Work instructions: Give back every record exactly, images excluded.

────────────────

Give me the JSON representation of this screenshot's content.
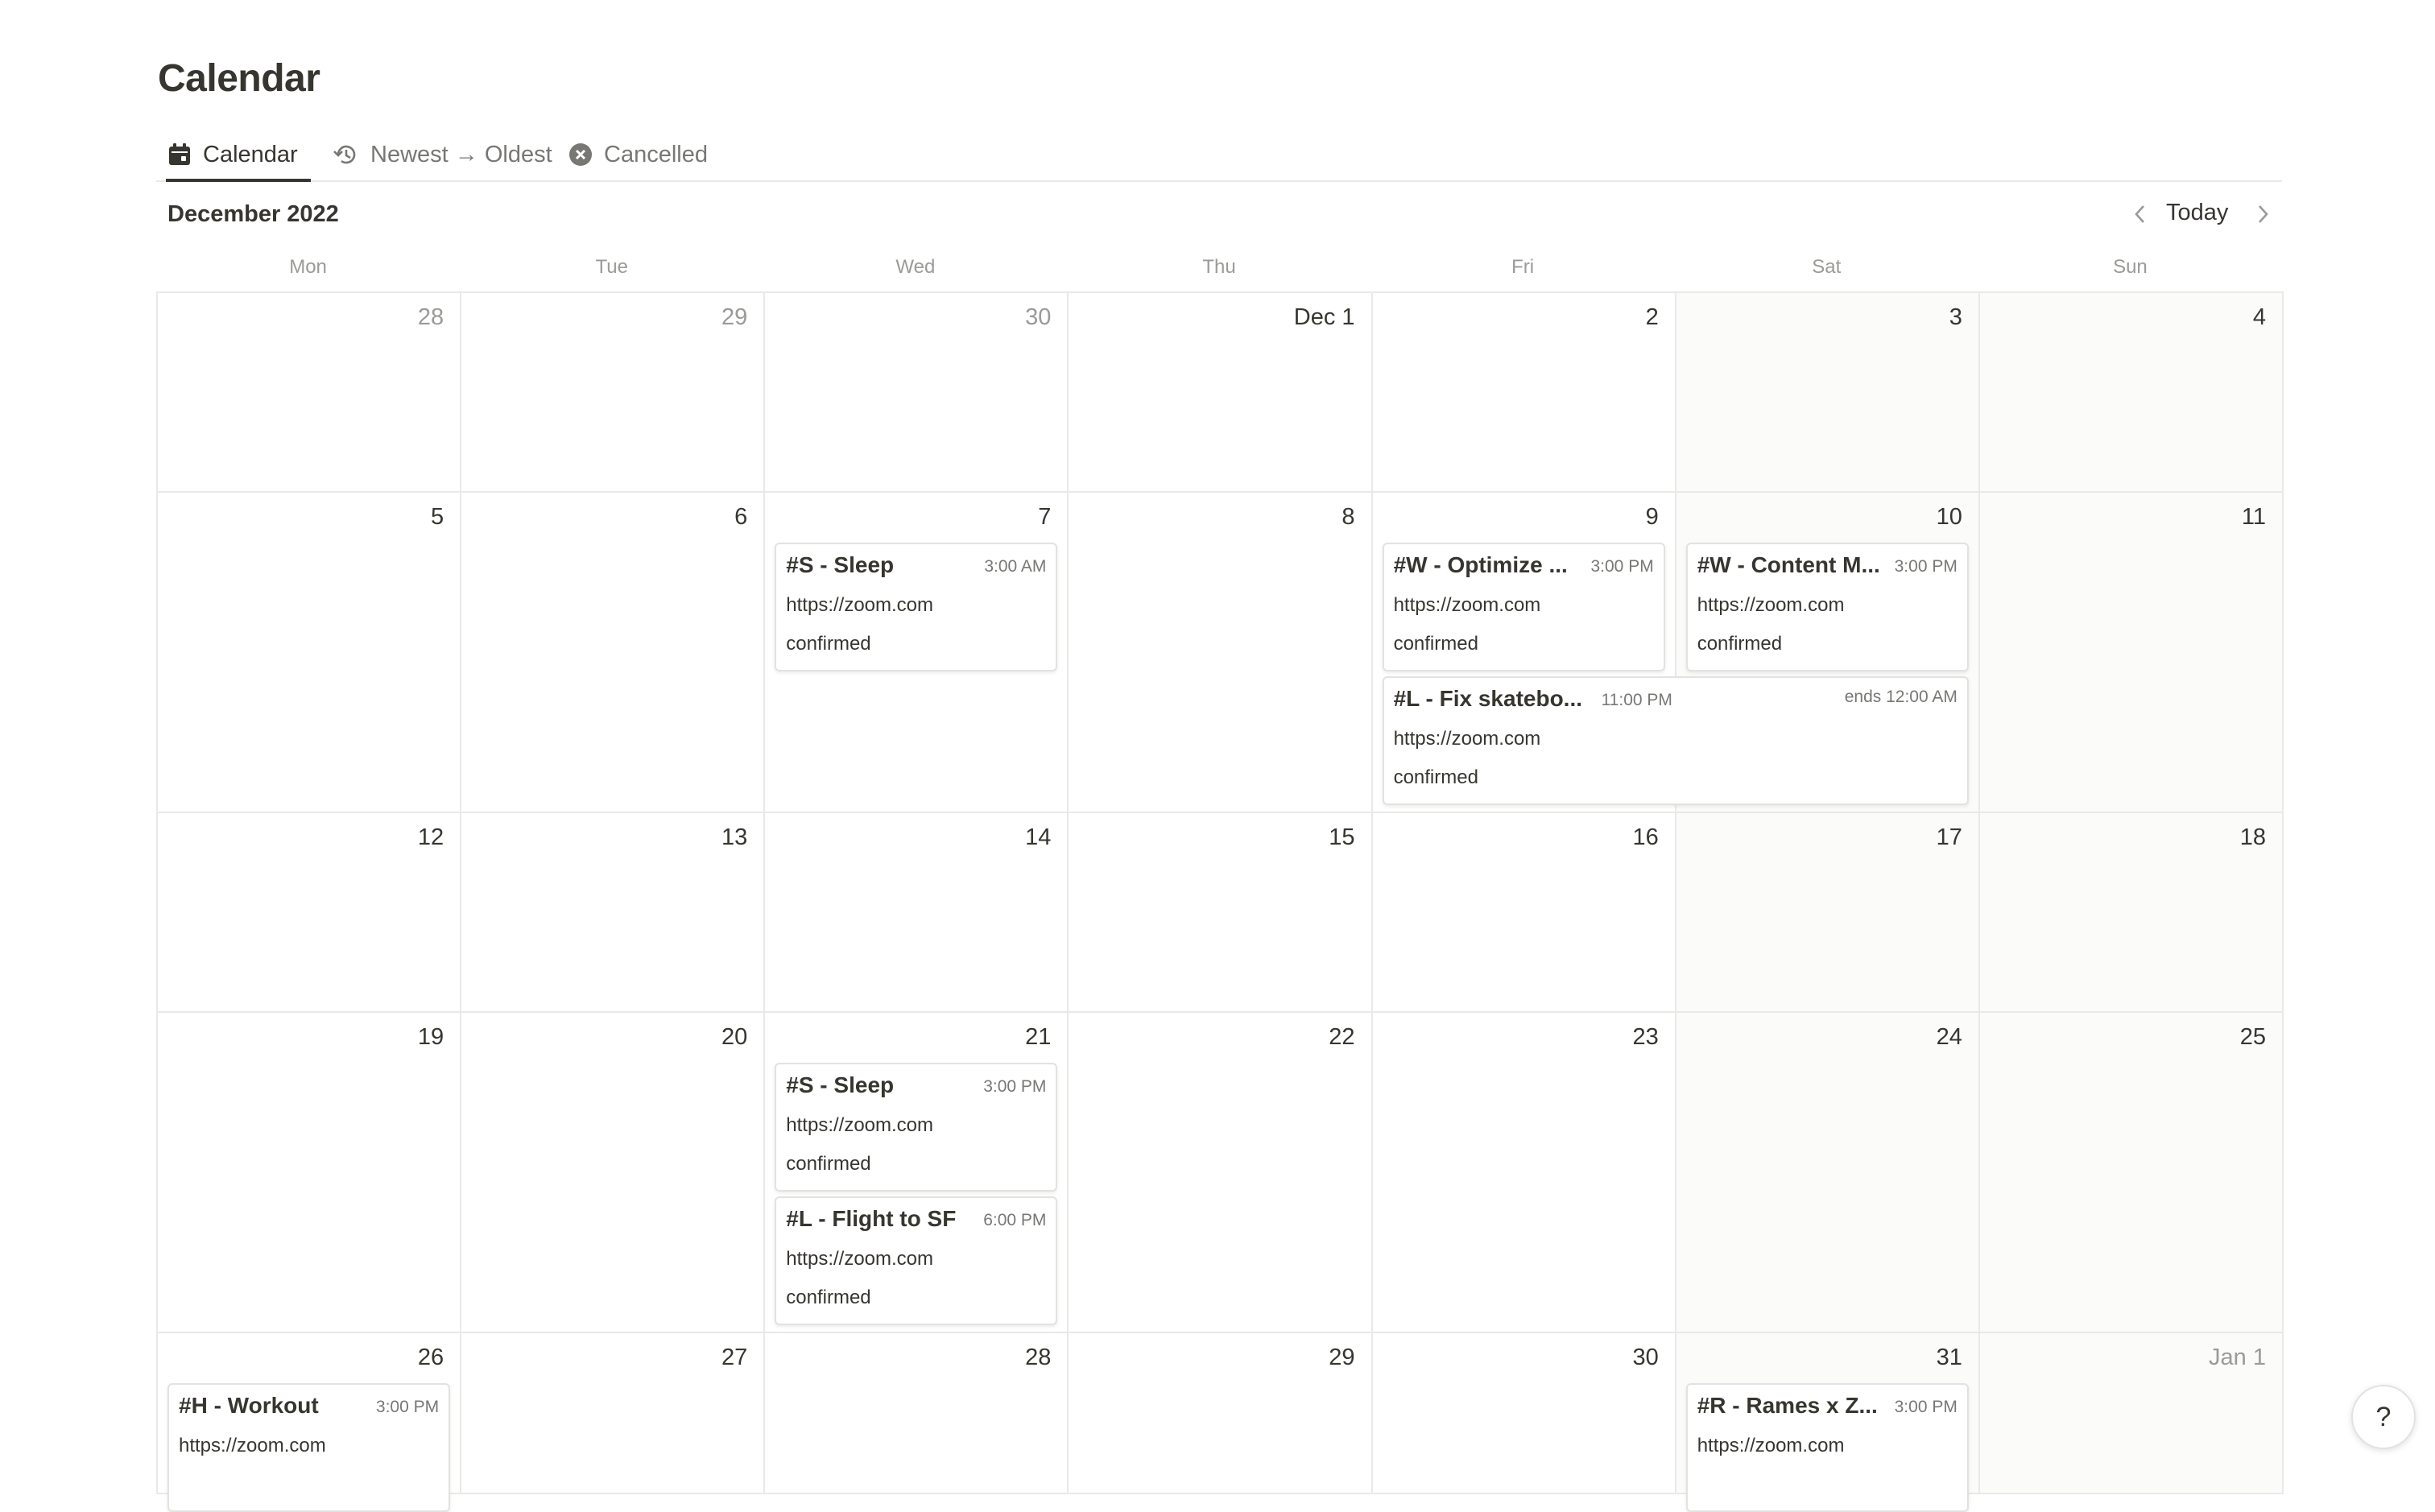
{
  "page": {
    "title": "Calendar"
  },
  "tabs": [
    {
      "label": "Calendar",
      "icon": "calendar-icon"
    },
    {
      "label": "Newest → Oldest",
      "icon": "history-icon"
    },
    {
      "label": "Cancelled",
      "icon": "x-circle-icon"
    }
  ],
  "header": {
    "month": "December 2022",
    "today_label": "Today",
    "prev_icon": "chevron-left-icon",
    "next_icon": "chevron-right-icon"
  },
  "weekdays": [
    "Mon",
    "Tue",
    "Wed",
    "Thu",
    "Fri",
    "Sat",
    "Sun"
  ],
  "weeks": [
    {
      "days": [
        {
          "label": "28",
          "muted": true
        },
        {
          "label": "29",
          "muted": true
        },
        {
          "label": "30",
          "muted": true
        },
        {
          "label": "Dec 1"
        },
        {
          "label": "2"
        },
        {
          "label": "3"
        },
        {
          "label": "4"
        }
      ]
    },
    {
      "days": [
        {
          "label": "5"
        },
        {
          "label": "6"
        },
        {
          "label": "7"
        },
        {
          "label": "8"
        },
        {
          "label": "9"
        },
        {
          "label": "10"
        },
        {
          "label": "11"
        }
      ]
    },
    {
      "days": [
        {
          "label": "12"
        },
        {
          "label": "13"
        },
        {
          "label": "14"
        },
        {
          "label": "15"
        },
        {
          "label": "16"
        },
        {
          "label": "17"
        },
        {
          "label": "18"
        }
      ]
    },
    {
      "days": [
        {
          "label": "19"
        },
        {
          "label": "20"
        },
        {
          "label": "21"
        },
        {
          "label": "22"
        },
        {
          "label": "23"
        },
        {
          "label": "24"
        },
        {
          "label": "25"
        }
      ]
    },
    {
      "days": [
        {
          "label": "26"
        },
        {
          "label": "27"
        },
        {
          "label": "28"
        },
        {
          "label": "29"
        },
        {
          "label": "30"
        },
        {
          "label": "31"
        },
        {
          "label": "Jan 1",
          "muted": true
        }
      ]
    }
  ],
  "events": [
    {
      "week": 1,
      "day": 2,
      "span": 1,
      "slot": 0,
      "title": "#S - Sleep",
      "time": "3:00 AM",
      "url": "https://zoom.com",
      "status": "confirmed"
    },
    {
      "week": 1,
      "day": 4,
      "span": 1,
      "slot": 0,
      "title": "#W - Optimize ...",
      "time": "3:00 PM",
      "url": "https://zoom.com",
      "status": "confirmed"
    },
    {
      "week": 1,
      "day": 5,
      "span": 1,
      "slot": 0,
      "title": "#W - Content M...",
      "time": "3:00 PM",
      "url": "https://zoom.com",
      "status": "confirmed"
    },
    {
      "week": 1,
      "day": 4,
      "span": 2,
      "slot": 1,
      "title": "#L - Fix skatebo...",
      "time": "11:00 PM",
      "ends": "ends 12:00 AM",
      "url": "https://zoom.com",
      "status": "confirmed"
    },
    {
      "week": 3,
      "day": 2,
      "span": 1,
      "slot": 0,
      "title": "#S - Sleep",
      "time": "3:00 PM",
      "url": "https://zoom.com",
      "status": "confirmed"
    },
    {
      "week": 3,
      "day": 2,
      "span": 1,
      "slot": 1,
      "title": "#L - Flight to SF",
      "time": "6:00 PM",
      "url": "https://zoom.com",
      "status": "confirmed"
    },
    {
      "week": 4,
      "day": 0,
      "span": 1,
      "slot": 0,
      "title": "#H - Workout",
      "time": "3:00 PM",
      "url": "https://zoom.com",
      "status": ""
    },
    {
      "week": 4,
      "day": 5,
      "span": 1,
      "slot": 0,
      "title": "#R - Rames x Z...",
      "time": "3:00 PM",
      "url": "https://zoom.com",
      "status": ""
    }
  ],
  "help": {
    "label": "?"
  }
}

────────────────

Exercise output:
Give me the JSON representation of this screenshot's content.
{
  "page": {
    "title": "Calendar"
  },
  "tabs": [
    {
      "label": "Calendar",
      "icon": "calendar-icon"
    },
    {
      "label": "Newest → Oldest",
      "icon": "history-icon"
    },
    {
      "label": "Cancelled",
      "icon": "x-circle-icon"
    }
  ],
  "header": {
    "month": "December 2022",
    "today_label": "Today",
    "prev_icon": "chevron-left-icon",
    "next_icon": "chevron-right-icon"
  },
  "weekdays": [
    "Mon",
    "Tue",
    "Wed",
    "Thu",
    "Fri",
    "Sat",
    "Sun"
  ],
  "weeks": [
    {
      "days": [
        {
          "label": "28",
          "muted": true
        },
        {
          "label": "29",
          "muted": true
        },
        {
          "label": "30",
          "muted": true
        },
        {
          "label": "Dec 1"
        },
        {
          "label": "2"
        },
        {
          "label": "3"
        },
        {
          "label": "4"
        }
      ]
    },
    {
      "days": [
        {
          "label": "5"
        },
        {
          "label": "6"
        },
        {
          "label": "7"
        },
        {
          "label": "8"
        },
        {
          "label": "9"
        },
        {
          "label": "10"
        },
        {
          "label": "11"
        }
      ]
    },
    {
      "days": [
        {
          "label": "12"
        },
        {
          "label": "13"
        },
        {
          "label": "14"
        },
        {
          "label": "15"
        },
        {
          "label": "16"
        },
        {
          "label": "17"
        },
        {
          "label": "18"
        }
      ]
    },
    {
      "days": [
        {
          "label": "19"
        },
        {
          "label": "20"
        },
        {
          "label": "21"
        },
        {
          "label": "22"
        },
        {
          "label": "23"
        },
        {
          "label": "24"
        },
        {
          "label": "25"
        }
      ]
    },
    {
      "days": [
        {
          "label": "26"
        },
        {
          "label": "27"
        },
        {
          "label": "28"
        },
        {
          "label": "29"
        },
        {
          "label": "30"
        },
        {
          "label": "31"
        },
        {
          "label": "Jan 1",
          "muted": true
        }
      ]
    }
  ],
  "events": [
    {
      "week": 1,
      "day": 2,
      "span": 1,
      "slot": 0,
      "title": "#S - Sleep",
      "time": "3:00 AM",
      "url": "https://zoom.com",
      "status": "confirmed"
    },
    {
      "week": 1,
      "day": 4,
      "span": 1,
      "slot": 0,
      "title": "#W - Optimize ...",
      "time": "3:00 PM",
      "url": "https://zoom.com",
      "status": "confirmed"
    },
    {
      "week": 1,
      "day": 5,
      "span": 1,
      "slot": 0,
      "title": "#W - Content M...",
      "time": "3:00 PM",
      "url": "https://zoom.com",
      "status": "confirmed"
    },
    {
      "week": 1,
      "day": 4,
      "span": 2,
      "slot": 1,
      "title": "#L - Fix skatebo...",
      "time": "11:00 PM",
      "ends": "ends 12:00 AM",
      "url": "https://zoom.com",
      "status": "confirmed"
    },
    {
      "week": 3,
      "day": 2,
      "span": 1,
      "slot": 0,
      "title": "#S - Sleep",
      "time": "3:00 PM",
      "url": "https://zoom.com",
      "status": "confirmed"
    },
    {
      "week": 3,
      "day": 2,
      "span": 1,
      "slot": 1,
      "title": "#L - Flight to SF",
      "time": "6:00 PM",
      "url": "https://zoom.com",
      "status": "confirmed"
    },
    {
      "week": 4,
      "day": 0,
      "span": 1,
      "slot": 0,
      "title": "#H - Workout",
      "time": "3:00 PM",
      "url": "https://zoom.com",
      "status": ""
    },
    {
      "week": 4,
      "day": 5,
      "span": 1,
      "slot": 0,
      "title": "#R - Rames x Z...",
      "time": "3:00 PM",
      "url": "https://zoom.com",
      "status": ""
    }
  ],
  "help": {
    "label": "?"
  }
}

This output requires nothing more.